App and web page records
================
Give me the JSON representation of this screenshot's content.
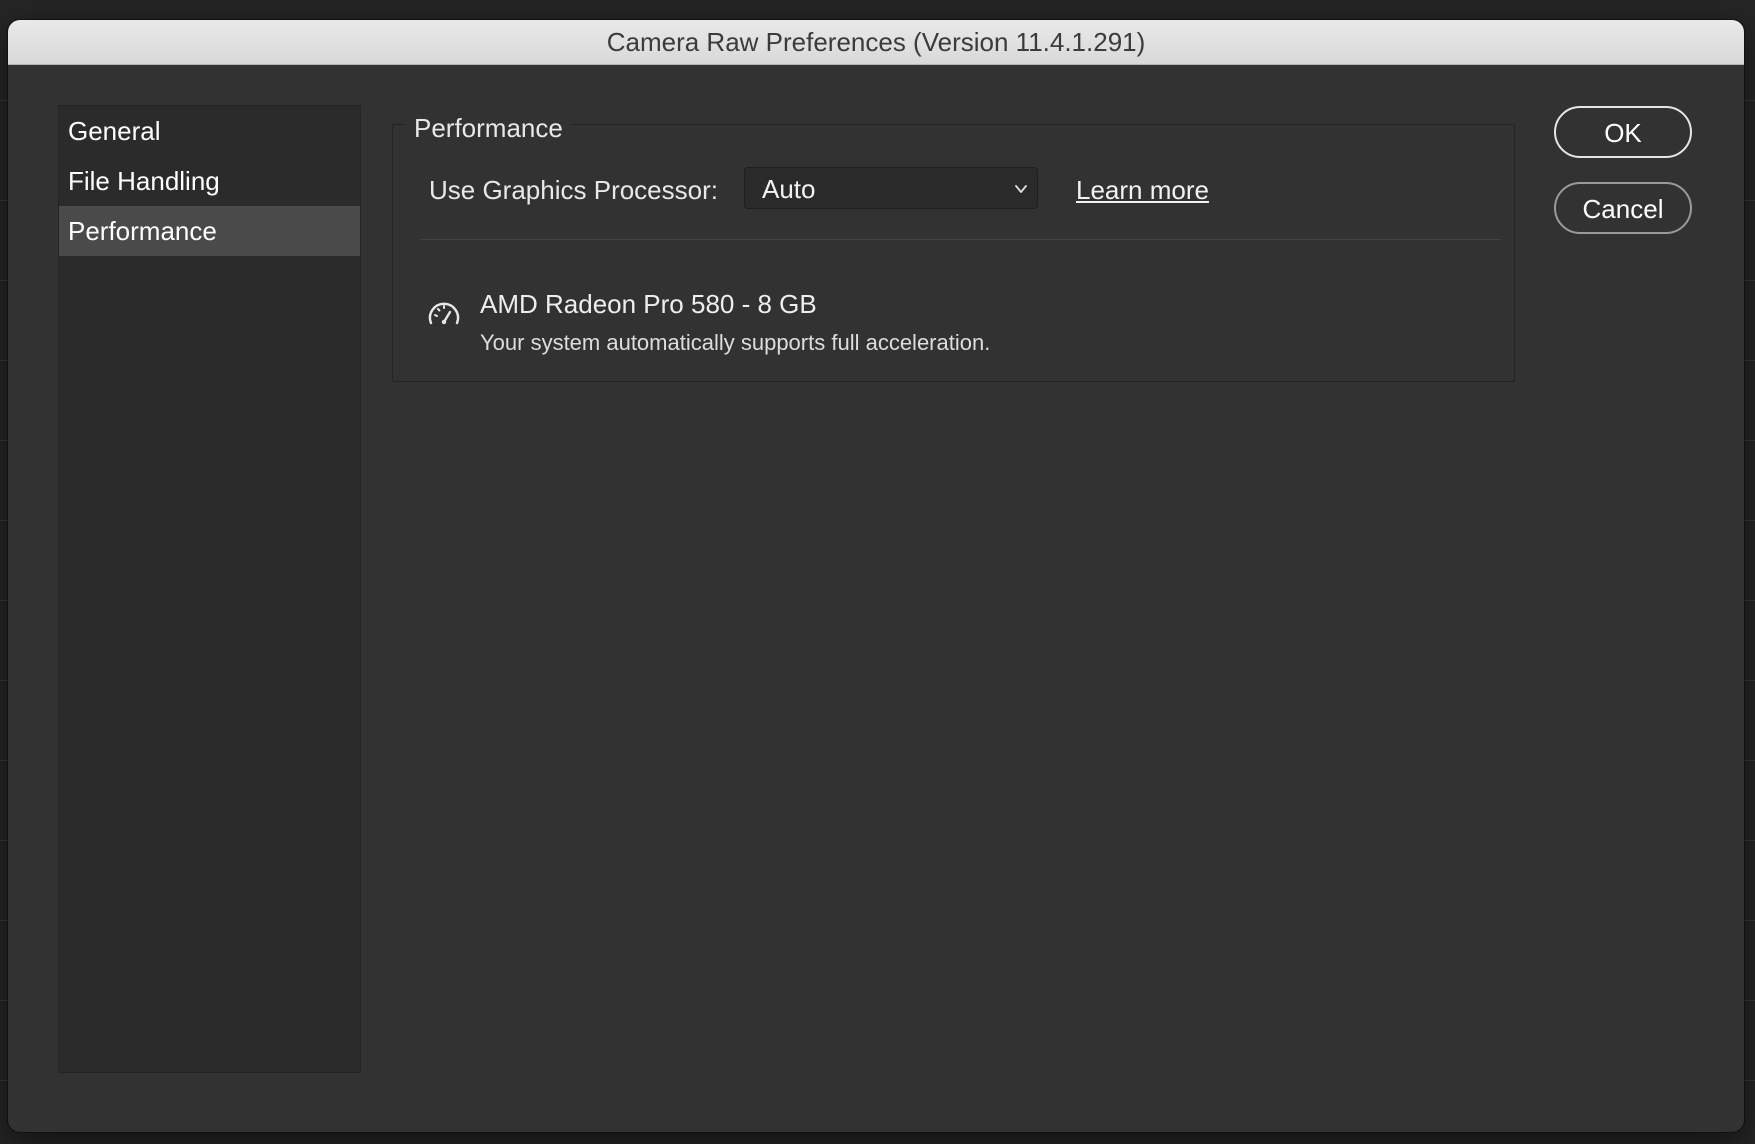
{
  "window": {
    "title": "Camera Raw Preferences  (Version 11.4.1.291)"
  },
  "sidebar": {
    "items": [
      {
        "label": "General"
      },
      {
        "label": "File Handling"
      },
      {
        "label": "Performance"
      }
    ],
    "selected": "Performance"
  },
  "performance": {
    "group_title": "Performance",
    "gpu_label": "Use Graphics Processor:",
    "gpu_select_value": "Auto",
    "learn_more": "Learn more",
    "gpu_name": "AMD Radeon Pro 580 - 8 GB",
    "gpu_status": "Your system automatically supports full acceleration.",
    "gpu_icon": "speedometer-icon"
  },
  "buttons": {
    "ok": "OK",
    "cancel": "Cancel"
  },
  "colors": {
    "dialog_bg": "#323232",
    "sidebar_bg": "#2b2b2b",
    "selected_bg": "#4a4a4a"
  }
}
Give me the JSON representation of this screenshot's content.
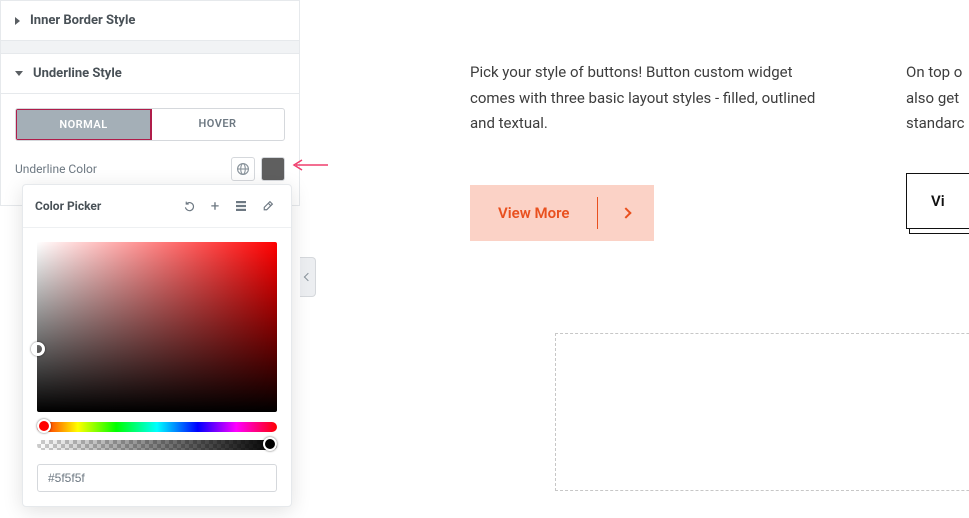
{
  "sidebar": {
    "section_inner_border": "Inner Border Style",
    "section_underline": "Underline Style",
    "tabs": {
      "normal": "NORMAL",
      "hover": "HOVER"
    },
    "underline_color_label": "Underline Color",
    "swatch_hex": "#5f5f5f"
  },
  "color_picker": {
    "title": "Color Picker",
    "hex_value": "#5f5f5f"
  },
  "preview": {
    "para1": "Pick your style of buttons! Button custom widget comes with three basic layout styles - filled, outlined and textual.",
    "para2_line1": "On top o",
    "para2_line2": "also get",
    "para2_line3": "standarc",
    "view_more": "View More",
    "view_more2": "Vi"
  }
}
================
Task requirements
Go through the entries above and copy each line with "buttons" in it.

Exercise response
  "buttons": {
    "para1": "Pick your style of buttons! Button custom widget comes with three basic layout styles - filled, outlined and textual.",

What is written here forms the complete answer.